Most people who saw this blog post title probably asked themselves “Erik who?” and skimmed right passed it to read something more interesting. For the nine people who clicked the link, I commend you.
Indeed, Erik Kratz is hardly a household name—unless you are a fan of minor league baseball or the Pittsburgh Pirates, you probably have never heard of him. However, he still does have a shred of significance—to me, at least.
About a month ago, I wrote an article entitled Hey Old Guy! Minor Leaguers Who Just Won’t Quit, which discussed the small collection of career minor leaguers 30 years of age and older who have yet to reach the big leagues. As you probably guessed, Erik Kratz was one of those players.
The catcher Kratz has been toiling away in minor league baseball since 2002, after being taken by the Toronto Blue Jays in the 29th round of the amateur draft. He got off to a good start in his minor league career, with averages of .275, .306 and .299 in his first three professional seasons.
Then the struggles came—from 2005 to 2008, his yearly averages were only .205, .228, .235 and .239. He contemplated retirement multiple times, though he opted each time to give it another year.
Following the 2008 season, Kratz became a free-agent and signed with the Pittsburgh Pirates. He boosted his average to .273, earning a spot on the International League All-Star team, earning All-Star Game MVP honors.
He performed even better in 2010, hitting .296 in 56 games, garnering another All-Star Game selection. It was in that game that he got news of the call—in the fifth inning, he was pulled aside and told of his good fortunes.
Kratz is the first of those 30-somethings stuck in the minors to finally make it to the big leagues.

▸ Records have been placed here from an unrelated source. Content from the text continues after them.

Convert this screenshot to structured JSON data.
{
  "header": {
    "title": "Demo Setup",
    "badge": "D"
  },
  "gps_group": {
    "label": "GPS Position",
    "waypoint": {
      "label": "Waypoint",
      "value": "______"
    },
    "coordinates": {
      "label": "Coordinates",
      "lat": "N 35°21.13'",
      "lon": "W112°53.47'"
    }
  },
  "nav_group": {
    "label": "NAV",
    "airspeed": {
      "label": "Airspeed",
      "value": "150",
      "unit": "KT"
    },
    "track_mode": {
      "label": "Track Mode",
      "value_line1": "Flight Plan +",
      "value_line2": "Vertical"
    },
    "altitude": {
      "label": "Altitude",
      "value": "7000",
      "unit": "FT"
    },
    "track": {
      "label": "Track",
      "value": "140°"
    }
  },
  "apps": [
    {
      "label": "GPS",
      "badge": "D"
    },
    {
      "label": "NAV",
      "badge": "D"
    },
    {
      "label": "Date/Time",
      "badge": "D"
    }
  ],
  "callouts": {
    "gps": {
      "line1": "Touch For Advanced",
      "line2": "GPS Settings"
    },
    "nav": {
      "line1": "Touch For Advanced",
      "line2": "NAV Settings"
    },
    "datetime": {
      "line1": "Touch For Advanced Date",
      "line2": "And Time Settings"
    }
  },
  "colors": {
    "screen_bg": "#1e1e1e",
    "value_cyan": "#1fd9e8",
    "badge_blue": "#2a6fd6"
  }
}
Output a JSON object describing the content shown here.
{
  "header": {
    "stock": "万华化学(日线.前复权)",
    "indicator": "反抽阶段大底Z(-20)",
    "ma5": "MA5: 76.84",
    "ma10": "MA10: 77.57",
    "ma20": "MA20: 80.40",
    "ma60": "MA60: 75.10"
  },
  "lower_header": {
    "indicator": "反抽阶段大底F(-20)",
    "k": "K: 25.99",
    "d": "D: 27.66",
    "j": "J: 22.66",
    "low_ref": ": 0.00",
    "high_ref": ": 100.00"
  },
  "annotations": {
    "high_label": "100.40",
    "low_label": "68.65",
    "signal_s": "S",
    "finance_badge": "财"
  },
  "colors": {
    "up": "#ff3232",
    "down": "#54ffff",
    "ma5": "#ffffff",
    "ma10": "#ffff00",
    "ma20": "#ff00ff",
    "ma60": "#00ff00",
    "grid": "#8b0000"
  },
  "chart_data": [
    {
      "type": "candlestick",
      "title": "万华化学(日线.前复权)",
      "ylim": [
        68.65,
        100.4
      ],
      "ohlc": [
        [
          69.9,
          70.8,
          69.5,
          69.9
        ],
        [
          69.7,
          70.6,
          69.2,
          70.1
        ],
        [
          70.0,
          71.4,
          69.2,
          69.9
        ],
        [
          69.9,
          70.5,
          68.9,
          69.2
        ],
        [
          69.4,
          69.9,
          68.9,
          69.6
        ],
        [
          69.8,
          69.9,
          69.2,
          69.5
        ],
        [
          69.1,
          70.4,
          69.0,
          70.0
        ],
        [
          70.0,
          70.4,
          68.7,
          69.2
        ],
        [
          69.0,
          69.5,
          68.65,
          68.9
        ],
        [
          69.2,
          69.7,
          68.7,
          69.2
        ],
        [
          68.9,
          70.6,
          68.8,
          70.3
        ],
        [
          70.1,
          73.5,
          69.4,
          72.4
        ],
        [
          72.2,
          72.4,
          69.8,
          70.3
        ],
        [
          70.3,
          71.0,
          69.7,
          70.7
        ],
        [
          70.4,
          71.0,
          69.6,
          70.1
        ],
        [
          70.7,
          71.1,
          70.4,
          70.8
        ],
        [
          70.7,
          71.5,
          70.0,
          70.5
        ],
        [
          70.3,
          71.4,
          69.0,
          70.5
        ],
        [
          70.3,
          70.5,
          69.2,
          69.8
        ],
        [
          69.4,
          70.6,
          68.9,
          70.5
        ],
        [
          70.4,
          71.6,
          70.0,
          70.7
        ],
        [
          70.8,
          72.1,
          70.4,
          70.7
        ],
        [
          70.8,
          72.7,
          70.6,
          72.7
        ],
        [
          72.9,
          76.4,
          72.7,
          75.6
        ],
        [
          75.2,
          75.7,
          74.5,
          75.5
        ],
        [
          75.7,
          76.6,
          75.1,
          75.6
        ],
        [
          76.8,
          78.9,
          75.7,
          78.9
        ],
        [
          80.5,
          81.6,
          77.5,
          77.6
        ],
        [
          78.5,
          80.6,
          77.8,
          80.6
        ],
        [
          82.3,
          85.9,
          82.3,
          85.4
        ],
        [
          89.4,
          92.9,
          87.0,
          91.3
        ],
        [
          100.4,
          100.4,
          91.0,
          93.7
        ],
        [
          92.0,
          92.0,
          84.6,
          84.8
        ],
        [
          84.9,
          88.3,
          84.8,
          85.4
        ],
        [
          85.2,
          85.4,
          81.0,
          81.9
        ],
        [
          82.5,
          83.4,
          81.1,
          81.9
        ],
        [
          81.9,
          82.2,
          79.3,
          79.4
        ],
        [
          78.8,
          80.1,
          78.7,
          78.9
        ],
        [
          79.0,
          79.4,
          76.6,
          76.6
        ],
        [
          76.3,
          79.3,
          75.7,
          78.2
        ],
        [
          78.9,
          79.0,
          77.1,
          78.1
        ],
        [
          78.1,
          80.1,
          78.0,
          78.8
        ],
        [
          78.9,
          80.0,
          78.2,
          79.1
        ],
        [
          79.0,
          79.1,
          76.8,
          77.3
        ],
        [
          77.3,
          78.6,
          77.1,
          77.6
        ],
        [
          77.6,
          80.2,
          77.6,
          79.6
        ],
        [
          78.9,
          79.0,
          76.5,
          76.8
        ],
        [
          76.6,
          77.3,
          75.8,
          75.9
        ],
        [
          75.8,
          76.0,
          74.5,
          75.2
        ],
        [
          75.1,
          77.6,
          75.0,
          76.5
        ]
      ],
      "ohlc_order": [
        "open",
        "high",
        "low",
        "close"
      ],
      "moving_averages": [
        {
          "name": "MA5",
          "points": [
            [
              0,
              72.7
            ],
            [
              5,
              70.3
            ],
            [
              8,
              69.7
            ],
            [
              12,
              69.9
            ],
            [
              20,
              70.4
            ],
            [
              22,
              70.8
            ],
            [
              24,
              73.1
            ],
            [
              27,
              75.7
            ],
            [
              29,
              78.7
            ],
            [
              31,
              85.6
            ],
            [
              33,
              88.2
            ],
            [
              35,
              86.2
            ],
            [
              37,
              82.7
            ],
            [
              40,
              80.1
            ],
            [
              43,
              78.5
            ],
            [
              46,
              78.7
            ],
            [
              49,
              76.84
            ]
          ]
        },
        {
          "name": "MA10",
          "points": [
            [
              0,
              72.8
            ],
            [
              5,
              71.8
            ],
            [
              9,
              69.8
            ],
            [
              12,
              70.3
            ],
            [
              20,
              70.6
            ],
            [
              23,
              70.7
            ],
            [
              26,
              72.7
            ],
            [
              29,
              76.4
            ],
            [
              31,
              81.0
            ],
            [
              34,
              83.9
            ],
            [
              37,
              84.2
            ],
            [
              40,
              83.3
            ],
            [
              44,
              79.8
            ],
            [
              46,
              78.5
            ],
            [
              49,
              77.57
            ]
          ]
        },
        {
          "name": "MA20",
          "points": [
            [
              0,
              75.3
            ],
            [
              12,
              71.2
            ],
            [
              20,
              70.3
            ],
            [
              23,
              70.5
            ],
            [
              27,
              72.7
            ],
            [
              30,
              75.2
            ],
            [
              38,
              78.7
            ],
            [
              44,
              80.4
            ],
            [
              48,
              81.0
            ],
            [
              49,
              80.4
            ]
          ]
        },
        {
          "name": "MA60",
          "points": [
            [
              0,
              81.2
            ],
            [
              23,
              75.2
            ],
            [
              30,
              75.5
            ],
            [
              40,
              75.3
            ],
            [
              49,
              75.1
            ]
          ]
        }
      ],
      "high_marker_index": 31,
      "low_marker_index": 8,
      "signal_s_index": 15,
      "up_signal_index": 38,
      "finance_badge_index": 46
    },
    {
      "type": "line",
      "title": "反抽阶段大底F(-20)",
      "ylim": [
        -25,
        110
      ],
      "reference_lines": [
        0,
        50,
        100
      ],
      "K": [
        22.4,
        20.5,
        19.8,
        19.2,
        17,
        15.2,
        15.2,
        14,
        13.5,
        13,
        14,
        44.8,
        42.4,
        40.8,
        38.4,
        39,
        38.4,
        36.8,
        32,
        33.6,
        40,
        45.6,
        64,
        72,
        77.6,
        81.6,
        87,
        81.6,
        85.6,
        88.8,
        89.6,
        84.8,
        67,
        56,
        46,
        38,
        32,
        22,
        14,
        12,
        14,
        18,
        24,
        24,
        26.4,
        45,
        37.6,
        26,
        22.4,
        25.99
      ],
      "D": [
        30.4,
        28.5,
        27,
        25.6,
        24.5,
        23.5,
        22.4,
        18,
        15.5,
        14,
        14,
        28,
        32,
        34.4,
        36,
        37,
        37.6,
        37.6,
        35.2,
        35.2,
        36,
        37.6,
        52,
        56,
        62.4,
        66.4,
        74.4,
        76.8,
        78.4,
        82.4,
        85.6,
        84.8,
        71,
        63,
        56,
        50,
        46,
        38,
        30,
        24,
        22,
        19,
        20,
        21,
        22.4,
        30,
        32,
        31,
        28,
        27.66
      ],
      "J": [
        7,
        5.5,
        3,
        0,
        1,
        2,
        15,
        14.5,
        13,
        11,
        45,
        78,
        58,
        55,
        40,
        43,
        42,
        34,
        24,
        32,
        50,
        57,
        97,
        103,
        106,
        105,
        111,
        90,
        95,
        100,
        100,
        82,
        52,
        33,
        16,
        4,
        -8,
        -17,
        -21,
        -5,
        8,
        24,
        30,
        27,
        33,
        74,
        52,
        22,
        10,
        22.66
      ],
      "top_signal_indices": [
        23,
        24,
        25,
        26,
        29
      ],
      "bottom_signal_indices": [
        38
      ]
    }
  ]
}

By the end of the season, there will certainly be at least a couple more.
Tags: Baseball, Pittsburgh Pirates